When I travel, my memories always attach to food I’ve eaten along the way. I distinctly recall the vast array of dishes I tried on my first trip to the US when I was in primary school, and whenever I see those dishes elsewhere those early travel memories come flooding back. Churros at Disneyland, hush puppies somewhere in Texas, clam chowder in a bread bowl in San Fransisco.
The first time I went to New Zealand I had lamb that I have never been able to beat, even with my own efforts. I can still taste the steak I had in a tiny restaurant in Port Villa, and the degustation my husband and I had at Cradle Mountain in Tasmania on our honeymoon.
For reasons I can’t quite explain, my brain has decided to catalogue my memories according to food eaten at or near a place in time. The biscuits I ate in hospital after my son was born (so many melting moments were consumed that fortnight) are an apt example of how my memory is organised like a menu, even for recollections beyond travel and adventure.

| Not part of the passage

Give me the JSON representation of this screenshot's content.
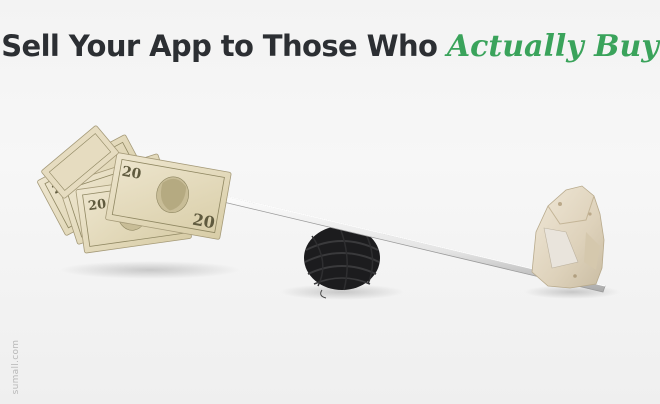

Inevitably I find myself thinking about food a lot. I am often thinking about what to have for my next meal before I’ve finished the current one. Such is my culinary obsession that I was literally halfway through lunch in Seminyak (Bali) this week, when I was overcome by the need to google the menu for our dinner venue. I was annihilating a delicious steak while choosing the burger I was going to devour in a few hours time. Luckily in Bali, the portions are a good size – enough to fill you up without making you feel stuffed – and hiking around Seminyak in the wet season is quite the appetite builder!
While in Bali I had the great fortune of eating so many wonderful Indonesian dishes; some I was familiar with and others I had never come across before. It was in a wonderful restaurant in Ubud, while taking shelter from the rain and humidity, that I randomly pointed to a dish on the menu that had all the hallmarks of deliciousness but no clear explanation of what the heck it actually was. ‘Lunch time lucky dip’ has always been a favourite game of mine, where the chances of discovering a gem are so very real, but the dance is fraught with pitfalls and the looming spectre of food regret.
Nevertheless, I took the plunge and ordered Soto Ayam.
OMG. I have been craving this bowl of insane glory ever since! Soto Ayam is literally chicken soup, but holy bat balls it is a next level soup. Beef pho is my all time favourite soup and this Balinese bad boy has come pretty damn close to knocking pho off its pedestal. I’ve linked a recipe here that looks like it closely resembles what I had in Ubud, with its poached chicken, herbs and noodles, boiled eggs and coconut broth, and I highly recommend giving this dish a try if you see it out in the world.
Now I’m fighting off batch of flu germs thanks to sleep deprivation and many hours in the petri dishes commonly known as ‘aeroplanes’, I think I’ll make an attempt at cooking some Soto Ayam tomorrow. It won’t ever be as good as the bowl I had in Ubud, just like no churro will never be as good as the first time I had one in California, but that’s not the point, is it?
You can’t recreate memories. You can try, but inevitably they are unattainable, elusive wisps of past time that will always be just out of reach. You can revisit them though, by finding the little anchors that hold them in place in your mind. I won’t ever have a clam chowder experience like the one I had with my parents in San Fransisco, but every time I have chowder, or see chowder, or smell chowder, I am instantly transported to that time on that holiday. I’m so very looking forward to making Soto Ayam, not because I think I can recreate that moment on our first family trip overseas, but because that little bowl of goodness will ignite an eruption of memories I will cherish for years to come.
Yours in soup,